:: Action item ::
Search the records for lines that contain the word "caption". Copy them all.

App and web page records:
^^^^^^^^^^^^^^^^

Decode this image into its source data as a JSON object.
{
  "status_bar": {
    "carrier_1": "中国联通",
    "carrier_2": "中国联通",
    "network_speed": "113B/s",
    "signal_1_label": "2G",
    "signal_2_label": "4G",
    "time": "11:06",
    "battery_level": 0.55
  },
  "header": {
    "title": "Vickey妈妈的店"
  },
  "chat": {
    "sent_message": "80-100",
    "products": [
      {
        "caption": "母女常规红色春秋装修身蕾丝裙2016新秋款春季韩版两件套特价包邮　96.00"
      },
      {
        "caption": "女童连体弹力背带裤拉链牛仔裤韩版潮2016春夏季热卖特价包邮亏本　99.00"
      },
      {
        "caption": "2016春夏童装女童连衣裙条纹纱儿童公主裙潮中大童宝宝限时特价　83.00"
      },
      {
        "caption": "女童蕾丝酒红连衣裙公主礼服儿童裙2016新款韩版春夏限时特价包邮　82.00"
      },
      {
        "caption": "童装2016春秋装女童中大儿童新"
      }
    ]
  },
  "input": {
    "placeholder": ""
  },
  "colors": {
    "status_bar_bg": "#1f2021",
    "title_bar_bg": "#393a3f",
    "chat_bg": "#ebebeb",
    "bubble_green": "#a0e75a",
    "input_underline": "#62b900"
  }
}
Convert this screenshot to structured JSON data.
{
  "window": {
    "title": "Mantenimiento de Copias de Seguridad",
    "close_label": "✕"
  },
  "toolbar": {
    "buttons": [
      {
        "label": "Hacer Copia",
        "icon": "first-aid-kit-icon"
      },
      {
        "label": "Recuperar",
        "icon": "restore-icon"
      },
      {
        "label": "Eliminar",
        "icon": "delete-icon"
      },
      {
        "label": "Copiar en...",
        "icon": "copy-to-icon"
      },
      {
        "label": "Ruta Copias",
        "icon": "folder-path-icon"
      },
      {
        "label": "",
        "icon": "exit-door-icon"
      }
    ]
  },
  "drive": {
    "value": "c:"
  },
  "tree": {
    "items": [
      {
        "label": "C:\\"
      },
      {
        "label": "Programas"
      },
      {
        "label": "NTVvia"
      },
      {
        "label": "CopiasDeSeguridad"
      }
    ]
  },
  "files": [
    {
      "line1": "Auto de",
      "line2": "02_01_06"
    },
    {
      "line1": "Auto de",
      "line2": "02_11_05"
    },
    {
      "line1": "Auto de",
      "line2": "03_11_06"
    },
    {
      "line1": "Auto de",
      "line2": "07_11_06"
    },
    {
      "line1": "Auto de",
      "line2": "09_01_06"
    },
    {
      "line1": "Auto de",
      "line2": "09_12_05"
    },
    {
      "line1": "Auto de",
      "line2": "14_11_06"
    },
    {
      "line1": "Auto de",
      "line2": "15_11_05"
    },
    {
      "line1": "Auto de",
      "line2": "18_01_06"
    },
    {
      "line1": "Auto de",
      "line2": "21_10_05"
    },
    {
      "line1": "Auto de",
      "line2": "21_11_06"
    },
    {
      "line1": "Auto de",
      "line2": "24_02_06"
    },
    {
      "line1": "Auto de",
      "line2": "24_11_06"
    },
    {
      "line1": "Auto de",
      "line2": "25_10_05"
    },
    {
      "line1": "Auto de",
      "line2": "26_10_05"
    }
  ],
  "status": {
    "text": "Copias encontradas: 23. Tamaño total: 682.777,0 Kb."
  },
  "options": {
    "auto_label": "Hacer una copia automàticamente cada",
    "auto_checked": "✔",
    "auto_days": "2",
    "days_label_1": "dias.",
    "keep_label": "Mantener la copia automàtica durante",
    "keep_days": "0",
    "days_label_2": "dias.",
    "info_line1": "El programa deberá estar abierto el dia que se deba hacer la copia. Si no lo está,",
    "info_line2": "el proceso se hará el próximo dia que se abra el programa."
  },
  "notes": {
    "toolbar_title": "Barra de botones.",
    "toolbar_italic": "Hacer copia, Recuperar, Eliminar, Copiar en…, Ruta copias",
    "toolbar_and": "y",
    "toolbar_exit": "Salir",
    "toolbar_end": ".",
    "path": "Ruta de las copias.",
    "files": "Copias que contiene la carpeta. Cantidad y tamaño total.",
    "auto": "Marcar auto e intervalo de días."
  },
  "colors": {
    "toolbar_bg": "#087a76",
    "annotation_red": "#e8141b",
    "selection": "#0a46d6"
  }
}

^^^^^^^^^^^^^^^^

:: Written reply ::
        "caption": "母女常规红色春秋装修身蕾丝裙2016新秋款春季韩版两件套特价包邮　96.00"
        "caption": "女童连体弹力背带裤拉链牛仔裤韩版潮2016春夏季热卖特价包邮亏本　99.00"
        "caption": "2016春夏童装女童连衣裙条纹纱儿童公主裙潮中大童宝宝限时特价　83.00"
        "caption": "女童蕾丝酒红连衣裙公主礼服儿童裙2016新款韩版春夏限时特价包邮　82.00"
        "caption": "童装2016春秋装女童中大儿童新"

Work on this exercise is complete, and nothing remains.